◆ **WHAT IS REQUIRED**: All lines below are to be output exactly as they stand.
---------- RECORDS SHOWN ----------
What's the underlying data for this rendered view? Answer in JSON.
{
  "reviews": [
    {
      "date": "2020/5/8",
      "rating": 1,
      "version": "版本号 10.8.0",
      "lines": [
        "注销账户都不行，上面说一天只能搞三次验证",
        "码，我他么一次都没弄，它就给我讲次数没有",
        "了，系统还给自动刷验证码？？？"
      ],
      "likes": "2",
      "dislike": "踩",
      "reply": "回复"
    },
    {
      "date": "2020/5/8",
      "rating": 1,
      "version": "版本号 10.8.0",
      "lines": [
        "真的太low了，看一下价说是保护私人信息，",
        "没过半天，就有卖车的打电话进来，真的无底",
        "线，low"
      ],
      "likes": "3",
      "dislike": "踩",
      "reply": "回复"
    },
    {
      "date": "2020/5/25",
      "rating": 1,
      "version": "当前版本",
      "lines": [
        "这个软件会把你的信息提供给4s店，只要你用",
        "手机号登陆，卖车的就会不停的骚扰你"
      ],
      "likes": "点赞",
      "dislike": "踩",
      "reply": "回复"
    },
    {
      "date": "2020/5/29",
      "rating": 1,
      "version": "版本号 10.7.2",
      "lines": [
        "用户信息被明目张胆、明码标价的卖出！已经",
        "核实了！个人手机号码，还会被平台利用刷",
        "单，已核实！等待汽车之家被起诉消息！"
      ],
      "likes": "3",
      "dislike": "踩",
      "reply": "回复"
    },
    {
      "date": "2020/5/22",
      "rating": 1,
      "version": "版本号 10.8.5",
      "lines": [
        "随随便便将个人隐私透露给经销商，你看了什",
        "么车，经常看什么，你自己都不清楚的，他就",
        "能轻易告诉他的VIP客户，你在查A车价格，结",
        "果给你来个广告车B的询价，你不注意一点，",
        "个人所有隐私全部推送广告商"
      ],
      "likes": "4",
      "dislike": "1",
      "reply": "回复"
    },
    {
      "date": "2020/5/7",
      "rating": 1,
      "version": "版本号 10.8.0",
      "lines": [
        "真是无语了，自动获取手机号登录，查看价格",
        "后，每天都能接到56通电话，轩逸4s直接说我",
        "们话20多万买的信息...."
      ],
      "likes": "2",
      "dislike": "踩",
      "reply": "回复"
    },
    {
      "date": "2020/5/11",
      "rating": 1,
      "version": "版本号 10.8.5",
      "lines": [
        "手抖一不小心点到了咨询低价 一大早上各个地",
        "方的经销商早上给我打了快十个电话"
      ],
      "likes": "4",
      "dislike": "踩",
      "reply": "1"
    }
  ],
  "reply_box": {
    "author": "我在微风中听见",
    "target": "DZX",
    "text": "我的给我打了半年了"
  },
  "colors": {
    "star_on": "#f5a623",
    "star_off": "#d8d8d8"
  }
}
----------
◆ **EXERCISE ANSWER**:
What's the underlying data for this rendered view? Answer in JSON.
{
  "reviews": [
    {
      "date": "2020/5/8",
      "rating": 1,
      "version": "版本号 10.8.0",
      "lines": [
        "注销账户都不行，上面说一天只能搞三次验证",
        "码，我他么一次都没弄，它就给我讲次数没有",
        "了，系统还给自动刷验证码？？？"
      ],
      "likes": "2",
      "dislike": "踩",
      "reply": "回复"
    },
    {
      "date": "2020/5/8",
      "rating": 1,
      "version": "版本号 10.8.0",
      "lines": [
        "真的太low了，看一下价说是保护私人信息，",
        "没过半天，就有卖车的打电话进来，真的无底",
        "线，low"
      ],
      "likes": "3",
      "dislike": "踩",
      "reply": "回复"
    },
    {
      "date": "2020/5/25",
      "rating": 1,
      "version": "当前版本",
      "lines": [
        "这个软件会把你的信息提供给4s店，只要你用",
        "手机号登陆，卖车的就会不停的骚扰你"
      ],
      "likes": "点赞",
      "dislike": "踩",
      "reply": "回复"
    },
    {
      "date": "2020/5/29",
      "rating": 1,
      "version": "版本号 10.7.2",
      "lines": [
        "用户信息被明目张胆、明码标价的卖出！已经",
        "核实了！个人手机号码，还会被平台利用刷",
        "单，已核实！等待汽车之家被起诉消息！"
      ],
      "likes": "3",
      "dislike": "踩",
      "reply": "回复"
    },
    {
      "date": "2020/5/22",
      "rating": 1,
      "version": "版本号 10.8.5",
      "lines": [
        "随随便便将个人隐私透露给经销商，你看了什",
        "么车，经常看什么，你自己都不清楚的，他就",
        "能轻易告诉他的VIP客户，你在查A车价格，结",
        "果给你来个广告车B的询价，你不注意一点，",
        "个人所有隐私全部推送广告商"
      ],
      "likes": "4",
      "dislike": "1",
      "reply": "回复"
    },
    {
      "date": "2020/5/7",
      "rating": 1,
      "version": "版本号 10.8.0",
      "lines": [
        "真是无语了，自动获取手机号登录，查看价格",
        "后，每天都能接到56通电话，轩逸4s直接说我",
        "们话20多万买的信息...."
      ],
      "likes": "2",
      "dislike": "踩",
      "reply": "回复"
    },
    {
      "date": "2020/5/11",
      "rating": 1,
      "version": "版本号 10.8.5",
      "lines": [
        "手抖一不小心点到了咨询低价 一大早上各个地",
        "方的经销商早上给我打了快十个电话"
      ],
      "likes": "4",
      "dislike": "踩",
      "reply": "1"
    }
  ],
  "reply_box": {
    "author": "我在微风中听见",
    "target": "DZX",
    "text": "我的给我打了半年了"
  },
  "colors": {
    "star_on": "#f5a623",
    "star_off": "#d8d8d8"
  }
}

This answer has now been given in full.